On one side of a piece of 27 x 19.5 cm. paper. In fair condition, on aged paper with wear to margins. Printed in red, green, yellow, brown and black. The text is crisply printed in red and black, with an engraving of the London skyline around St Paul's beneath the magazine's title. The text begins: 'This journal contains engravings of all the leading events of public interest, from original sketches and photographs.' Subscription details are followed by a short section on 'The Illustrated Sporting and Dramatic News'.
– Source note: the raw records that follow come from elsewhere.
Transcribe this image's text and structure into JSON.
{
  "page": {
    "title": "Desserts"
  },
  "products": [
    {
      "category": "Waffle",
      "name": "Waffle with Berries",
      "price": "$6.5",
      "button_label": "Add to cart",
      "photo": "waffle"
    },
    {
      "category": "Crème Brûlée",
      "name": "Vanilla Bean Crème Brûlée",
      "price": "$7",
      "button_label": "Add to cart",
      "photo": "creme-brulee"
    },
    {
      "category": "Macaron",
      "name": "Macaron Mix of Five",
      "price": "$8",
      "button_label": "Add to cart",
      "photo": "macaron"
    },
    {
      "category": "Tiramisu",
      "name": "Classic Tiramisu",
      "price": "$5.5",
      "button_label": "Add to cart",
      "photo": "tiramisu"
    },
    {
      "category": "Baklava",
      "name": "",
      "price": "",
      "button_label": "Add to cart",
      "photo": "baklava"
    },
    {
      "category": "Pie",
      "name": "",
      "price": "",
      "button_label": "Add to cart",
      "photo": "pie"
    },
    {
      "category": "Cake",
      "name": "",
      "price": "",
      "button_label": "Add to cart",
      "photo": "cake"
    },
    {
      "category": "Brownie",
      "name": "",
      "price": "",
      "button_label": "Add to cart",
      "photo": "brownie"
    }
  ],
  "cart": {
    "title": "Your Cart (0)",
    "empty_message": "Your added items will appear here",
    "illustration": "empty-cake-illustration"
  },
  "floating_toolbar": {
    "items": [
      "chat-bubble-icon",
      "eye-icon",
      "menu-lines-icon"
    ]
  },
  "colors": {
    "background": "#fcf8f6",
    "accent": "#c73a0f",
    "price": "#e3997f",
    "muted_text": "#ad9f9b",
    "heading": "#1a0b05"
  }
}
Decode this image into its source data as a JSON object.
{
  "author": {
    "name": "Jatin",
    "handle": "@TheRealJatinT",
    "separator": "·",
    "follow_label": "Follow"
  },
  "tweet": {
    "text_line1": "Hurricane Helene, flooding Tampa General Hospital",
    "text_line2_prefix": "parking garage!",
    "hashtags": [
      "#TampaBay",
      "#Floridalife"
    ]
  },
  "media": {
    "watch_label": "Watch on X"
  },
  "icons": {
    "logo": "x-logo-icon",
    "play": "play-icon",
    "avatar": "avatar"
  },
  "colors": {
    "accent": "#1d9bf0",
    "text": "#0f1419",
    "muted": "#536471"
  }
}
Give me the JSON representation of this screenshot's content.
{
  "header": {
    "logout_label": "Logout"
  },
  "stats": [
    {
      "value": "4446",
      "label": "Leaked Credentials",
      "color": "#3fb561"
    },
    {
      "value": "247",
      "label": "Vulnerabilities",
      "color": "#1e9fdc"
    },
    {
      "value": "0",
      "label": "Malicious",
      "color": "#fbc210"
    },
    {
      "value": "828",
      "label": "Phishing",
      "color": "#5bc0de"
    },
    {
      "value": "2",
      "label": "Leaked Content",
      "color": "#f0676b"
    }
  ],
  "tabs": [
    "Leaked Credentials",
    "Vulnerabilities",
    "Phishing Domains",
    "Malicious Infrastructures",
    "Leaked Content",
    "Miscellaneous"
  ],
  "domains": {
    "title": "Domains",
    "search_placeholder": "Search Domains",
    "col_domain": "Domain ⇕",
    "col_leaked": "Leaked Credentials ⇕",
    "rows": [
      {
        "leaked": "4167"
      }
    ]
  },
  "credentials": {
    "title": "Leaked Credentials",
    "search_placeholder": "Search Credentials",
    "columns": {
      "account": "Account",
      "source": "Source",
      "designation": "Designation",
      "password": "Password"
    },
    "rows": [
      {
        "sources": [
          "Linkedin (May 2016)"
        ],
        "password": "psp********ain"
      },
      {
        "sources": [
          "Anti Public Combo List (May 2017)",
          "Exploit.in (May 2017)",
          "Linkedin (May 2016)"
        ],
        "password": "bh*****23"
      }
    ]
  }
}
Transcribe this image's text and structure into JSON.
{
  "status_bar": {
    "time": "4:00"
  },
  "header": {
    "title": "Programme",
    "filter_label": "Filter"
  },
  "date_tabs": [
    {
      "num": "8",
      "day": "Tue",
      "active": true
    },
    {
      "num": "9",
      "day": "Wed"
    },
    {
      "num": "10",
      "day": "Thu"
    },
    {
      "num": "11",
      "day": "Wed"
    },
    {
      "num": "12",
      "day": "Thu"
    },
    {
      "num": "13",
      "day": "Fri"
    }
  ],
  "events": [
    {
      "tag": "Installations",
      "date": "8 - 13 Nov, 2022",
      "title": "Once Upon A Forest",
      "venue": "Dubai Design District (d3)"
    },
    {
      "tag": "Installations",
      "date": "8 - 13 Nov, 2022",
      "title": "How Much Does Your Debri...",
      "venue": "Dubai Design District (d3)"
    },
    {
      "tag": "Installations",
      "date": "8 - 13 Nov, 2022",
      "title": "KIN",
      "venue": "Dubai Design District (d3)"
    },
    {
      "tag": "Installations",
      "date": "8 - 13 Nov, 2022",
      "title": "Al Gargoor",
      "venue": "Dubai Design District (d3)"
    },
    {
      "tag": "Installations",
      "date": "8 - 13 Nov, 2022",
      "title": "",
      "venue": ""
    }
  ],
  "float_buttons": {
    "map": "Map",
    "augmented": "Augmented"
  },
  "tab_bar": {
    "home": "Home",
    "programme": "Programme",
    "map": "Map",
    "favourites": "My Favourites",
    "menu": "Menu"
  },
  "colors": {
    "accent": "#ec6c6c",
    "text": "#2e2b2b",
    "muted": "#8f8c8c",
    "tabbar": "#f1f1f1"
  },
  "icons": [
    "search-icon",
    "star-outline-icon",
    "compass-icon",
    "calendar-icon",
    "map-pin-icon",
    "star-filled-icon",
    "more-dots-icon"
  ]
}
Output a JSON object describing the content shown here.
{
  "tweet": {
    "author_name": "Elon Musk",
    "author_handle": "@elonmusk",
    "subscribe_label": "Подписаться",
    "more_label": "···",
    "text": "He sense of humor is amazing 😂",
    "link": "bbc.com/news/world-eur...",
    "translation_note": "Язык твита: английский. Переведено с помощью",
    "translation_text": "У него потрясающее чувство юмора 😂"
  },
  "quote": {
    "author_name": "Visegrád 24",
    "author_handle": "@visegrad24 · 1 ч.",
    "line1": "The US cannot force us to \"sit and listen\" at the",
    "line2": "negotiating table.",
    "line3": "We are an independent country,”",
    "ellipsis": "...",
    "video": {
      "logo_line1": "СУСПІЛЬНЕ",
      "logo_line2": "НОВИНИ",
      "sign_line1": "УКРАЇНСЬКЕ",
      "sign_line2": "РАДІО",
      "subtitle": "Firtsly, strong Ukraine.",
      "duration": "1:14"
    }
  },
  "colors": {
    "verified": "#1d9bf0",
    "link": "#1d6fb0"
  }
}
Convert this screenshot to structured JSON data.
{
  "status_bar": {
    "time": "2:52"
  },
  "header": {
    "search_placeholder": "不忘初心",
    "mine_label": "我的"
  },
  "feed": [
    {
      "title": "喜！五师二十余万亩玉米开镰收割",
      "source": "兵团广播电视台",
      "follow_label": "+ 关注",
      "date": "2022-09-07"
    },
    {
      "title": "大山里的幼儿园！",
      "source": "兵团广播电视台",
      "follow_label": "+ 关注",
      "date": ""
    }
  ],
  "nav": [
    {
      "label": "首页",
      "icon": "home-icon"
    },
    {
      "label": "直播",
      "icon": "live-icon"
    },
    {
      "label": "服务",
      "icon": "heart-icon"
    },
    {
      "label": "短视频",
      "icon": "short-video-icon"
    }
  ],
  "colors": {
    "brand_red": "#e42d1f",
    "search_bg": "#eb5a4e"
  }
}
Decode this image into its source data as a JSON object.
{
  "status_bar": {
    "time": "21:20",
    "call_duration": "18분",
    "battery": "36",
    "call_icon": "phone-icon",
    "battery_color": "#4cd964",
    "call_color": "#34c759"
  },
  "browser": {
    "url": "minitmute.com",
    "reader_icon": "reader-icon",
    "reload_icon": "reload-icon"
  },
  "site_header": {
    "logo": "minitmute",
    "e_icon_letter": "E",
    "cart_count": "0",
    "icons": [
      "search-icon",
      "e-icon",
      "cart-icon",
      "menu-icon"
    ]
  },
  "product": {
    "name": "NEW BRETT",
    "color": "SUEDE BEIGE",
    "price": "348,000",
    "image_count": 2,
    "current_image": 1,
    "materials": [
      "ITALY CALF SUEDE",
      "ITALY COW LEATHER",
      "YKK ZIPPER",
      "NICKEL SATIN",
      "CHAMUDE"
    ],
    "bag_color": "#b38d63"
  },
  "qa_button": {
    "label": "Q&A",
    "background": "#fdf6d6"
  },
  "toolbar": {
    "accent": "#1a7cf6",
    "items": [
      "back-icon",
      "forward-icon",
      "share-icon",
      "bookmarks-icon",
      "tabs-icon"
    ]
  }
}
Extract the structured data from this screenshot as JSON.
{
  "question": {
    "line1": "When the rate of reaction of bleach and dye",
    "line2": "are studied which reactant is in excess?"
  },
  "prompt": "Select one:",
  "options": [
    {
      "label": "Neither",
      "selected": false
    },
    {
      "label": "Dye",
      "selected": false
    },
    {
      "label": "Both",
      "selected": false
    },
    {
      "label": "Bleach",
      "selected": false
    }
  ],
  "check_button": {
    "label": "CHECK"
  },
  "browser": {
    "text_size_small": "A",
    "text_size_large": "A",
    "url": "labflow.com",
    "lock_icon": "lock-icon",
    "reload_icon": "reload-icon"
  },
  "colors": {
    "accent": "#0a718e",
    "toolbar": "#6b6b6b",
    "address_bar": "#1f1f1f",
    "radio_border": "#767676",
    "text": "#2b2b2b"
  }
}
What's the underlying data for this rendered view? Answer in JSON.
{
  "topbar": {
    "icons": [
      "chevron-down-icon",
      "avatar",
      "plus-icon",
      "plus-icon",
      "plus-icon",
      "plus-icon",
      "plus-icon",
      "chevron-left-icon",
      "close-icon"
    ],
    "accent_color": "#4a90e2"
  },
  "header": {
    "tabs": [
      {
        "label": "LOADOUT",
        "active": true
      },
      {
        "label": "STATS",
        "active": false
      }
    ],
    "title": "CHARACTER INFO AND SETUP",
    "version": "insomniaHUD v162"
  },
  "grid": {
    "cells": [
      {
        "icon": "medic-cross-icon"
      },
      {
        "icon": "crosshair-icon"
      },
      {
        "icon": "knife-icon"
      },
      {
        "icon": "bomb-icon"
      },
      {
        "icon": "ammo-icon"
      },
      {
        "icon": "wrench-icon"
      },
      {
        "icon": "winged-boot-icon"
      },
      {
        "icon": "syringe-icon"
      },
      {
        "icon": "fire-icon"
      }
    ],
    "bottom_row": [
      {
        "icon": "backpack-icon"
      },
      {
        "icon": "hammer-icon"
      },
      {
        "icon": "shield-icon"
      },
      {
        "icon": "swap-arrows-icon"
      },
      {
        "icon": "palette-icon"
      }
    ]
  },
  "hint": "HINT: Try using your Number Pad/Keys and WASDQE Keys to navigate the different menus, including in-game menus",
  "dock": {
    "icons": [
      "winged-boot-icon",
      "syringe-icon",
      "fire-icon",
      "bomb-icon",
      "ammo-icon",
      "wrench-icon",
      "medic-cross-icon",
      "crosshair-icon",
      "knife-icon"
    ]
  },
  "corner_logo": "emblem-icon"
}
Thomas Mudie of 39 Cheyne Walk, London bookseller of Scottish extraction, founder of a circulating library and father of the bookseller and circulating librarian Charles Edward Mudie (1818-1890)
T. Mudie's (late Dillon's) Circulating Library, 39, Cheyne Walk, near Chelsea Church. Undated [circa 1810].
On 11 x 6.5 cm rectangle of paper, laid down on the pastedown of a 12mo calf front board. Beneath the title: 'This Library is enriched with every work of merit, as soon as published; and comprises such a variety of Travels, Histories, Biography, Novels, Plays, and Literature in general, as cannot fail to graify every Class of Readers. | The Daily Papers taken in.' Following this are the yearly, half-yearly, quarterly and monthly terms for borrowing two and four books. Further text follows, beginning: 'Books read by Non-subscribers charged according to the Size.' and ending 'T. M.
Wilson Barrett [William Henry Barrett] (1846-1904), English actor and playwright, manager of the Princess's Theatre, London [Sir Thomas Henry Hall Caine (1853-1931), novelist]
On letterhead of Hedingham, 21 Maresfield Gardens, South Hampstead, London. 28 April 1888.
2pp., 12mo. Bifolium with mourning border. Very good, on lightly-aged paper. Barrett writes: 'Dear Hall Caine/ | The scheme promises well. I have made an arrangement for eight weeks at the Princess's. I thought it better to fight for the play there. Will certainly have a fair chance, although there can be no <?>.' According to Barrett's entry in the Oxford DNB, he returned from the Globe Theatre 'to the Princess's, where he began work with Hall Caine on adapting The Deemster, renamed Ben-my-chree (17 May 1888).